● Instructions to follow
The answer must consist of each line of the records below that contains the string "vous".

● Information supplied

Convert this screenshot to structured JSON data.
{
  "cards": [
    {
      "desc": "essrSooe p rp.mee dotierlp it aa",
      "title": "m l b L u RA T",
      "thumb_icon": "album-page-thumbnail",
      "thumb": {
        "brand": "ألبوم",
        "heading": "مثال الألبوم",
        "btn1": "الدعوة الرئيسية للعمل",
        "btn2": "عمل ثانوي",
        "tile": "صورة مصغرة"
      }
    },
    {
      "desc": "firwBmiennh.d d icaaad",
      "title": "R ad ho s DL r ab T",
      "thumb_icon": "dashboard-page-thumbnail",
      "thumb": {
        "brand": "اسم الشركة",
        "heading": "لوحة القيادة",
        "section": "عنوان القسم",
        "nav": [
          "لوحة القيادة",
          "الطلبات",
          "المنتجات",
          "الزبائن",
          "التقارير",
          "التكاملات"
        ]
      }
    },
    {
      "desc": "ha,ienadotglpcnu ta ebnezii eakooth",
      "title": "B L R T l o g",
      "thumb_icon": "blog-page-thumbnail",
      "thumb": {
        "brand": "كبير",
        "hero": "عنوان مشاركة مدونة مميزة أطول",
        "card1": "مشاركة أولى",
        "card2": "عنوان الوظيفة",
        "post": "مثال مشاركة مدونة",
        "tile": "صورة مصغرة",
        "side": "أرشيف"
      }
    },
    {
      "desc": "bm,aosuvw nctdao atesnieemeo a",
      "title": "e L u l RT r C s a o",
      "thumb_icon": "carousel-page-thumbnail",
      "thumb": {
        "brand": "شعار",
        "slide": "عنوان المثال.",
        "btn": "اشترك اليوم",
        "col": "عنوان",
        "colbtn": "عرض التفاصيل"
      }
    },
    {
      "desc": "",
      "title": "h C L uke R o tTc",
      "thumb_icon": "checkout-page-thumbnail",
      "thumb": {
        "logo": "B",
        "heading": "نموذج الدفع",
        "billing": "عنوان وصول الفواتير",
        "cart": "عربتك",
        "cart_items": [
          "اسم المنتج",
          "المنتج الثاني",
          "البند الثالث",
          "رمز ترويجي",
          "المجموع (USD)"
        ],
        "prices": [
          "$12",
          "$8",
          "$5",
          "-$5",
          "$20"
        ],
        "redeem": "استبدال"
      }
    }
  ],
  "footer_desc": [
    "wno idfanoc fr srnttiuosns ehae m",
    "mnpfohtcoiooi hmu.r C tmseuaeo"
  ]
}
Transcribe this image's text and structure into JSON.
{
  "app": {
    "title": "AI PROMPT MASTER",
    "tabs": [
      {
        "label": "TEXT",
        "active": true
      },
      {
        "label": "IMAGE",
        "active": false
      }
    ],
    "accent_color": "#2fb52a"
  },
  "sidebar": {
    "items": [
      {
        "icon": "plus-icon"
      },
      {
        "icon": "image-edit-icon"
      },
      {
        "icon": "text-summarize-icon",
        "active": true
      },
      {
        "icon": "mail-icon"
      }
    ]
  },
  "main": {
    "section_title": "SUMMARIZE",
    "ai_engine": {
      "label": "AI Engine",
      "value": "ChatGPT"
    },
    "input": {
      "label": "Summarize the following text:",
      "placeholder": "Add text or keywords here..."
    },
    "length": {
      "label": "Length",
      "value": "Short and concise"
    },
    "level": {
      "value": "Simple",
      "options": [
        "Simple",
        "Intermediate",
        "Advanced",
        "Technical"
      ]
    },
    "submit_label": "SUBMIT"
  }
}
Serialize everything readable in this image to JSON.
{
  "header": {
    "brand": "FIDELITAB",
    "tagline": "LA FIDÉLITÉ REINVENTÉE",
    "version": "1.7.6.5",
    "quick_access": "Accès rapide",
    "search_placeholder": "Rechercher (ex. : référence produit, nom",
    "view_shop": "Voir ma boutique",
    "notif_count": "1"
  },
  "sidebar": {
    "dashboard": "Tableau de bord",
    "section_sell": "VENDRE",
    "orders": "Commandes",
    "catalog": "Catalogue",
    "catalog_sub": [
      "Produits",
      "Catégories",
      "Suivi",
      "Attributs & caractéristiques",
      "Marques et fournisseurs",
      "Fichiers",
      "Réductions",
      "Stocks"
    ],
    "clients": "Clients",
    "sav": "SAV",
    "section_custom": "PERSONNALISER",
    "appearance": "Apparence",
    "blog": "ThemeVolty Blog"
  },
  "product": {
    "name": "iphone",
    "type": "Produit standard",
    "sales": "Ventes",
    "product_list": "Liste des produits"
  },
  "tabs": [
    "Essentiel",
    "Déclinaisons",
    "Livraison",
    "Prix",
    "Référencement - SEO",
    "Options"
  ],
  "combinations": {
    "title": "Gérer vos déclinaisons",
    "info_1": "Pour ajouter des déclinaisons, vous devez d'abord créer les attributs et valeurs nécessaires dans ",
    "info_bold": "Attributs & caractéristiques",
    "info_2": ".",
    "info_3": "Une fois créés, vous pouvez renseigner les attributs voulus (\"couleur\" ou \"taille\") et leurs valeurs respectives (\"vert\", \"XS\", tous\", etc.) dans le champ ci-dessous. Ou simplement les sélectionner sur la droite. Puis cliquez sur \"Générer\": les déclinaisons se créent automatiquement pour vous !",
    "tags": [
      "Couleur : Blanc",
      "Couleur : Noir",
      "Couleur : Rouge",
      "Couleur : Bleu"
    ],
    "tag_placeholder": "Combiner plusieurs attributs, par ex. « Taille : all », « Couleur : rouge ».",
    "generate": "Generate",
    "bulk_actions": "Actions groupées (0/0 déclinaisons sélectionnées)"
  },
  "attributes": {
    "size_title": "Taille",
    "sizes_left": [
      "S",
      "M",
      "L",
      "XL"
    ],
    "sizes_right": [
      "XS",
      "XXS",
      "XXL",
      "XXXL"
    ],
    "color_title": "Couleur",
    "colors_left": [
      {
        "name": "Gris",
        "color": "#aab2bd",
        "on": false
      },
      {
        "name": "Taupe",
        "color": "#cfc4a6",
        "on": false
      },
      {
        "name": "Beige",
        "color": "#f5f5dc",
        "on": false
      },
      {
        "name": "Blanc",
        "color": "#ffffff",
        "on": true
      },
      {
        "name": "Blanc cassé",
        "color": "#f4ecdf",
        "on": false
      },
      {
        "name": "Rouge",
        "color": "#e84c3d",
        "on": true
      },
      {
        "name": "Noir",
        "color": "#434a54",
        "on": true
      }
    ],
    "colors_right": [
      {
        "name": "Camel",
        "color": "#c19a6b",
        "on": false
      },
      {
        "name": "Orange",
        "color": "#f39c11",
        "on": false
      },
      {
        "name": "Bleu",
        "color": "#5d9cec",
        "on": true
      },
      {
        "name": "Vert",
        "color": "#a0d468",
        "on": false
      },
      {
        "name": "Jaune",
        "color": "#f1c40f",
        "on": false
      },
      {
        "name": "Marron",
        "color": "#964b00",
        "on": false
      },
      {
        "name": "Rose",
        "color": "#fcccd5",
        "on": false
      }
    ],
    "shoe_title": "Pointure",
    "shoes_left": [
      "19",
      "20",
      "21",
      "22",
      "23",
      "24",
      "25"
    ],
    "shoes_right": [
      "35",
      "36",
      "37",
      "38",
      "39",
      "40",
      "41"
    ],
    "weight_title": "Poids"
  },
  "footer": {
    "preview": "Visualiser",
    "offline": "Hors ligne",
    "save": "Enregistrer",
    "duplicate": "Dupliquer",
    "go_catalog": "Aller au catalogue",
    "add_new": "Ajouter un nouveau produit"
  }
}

● Your response
    "info_1": "Pour ajouter des déclinaisons, vous devez d'abord créer les attributs et valeurs nécessaires dans ",
    "info_3": "Une fois créés, vous pouvez renseigner les attributs voulus (\"couleur\" ou \"taille\") et leurs valeurs respectives (\"vert\", \"XS\", tous\", etc.) dans le champ ci-dessous. Ou simplement les sélectionner sur la droite. Puis cliquez sur \"Générer\": les déclinaisons se créent automatiquement pour vous !",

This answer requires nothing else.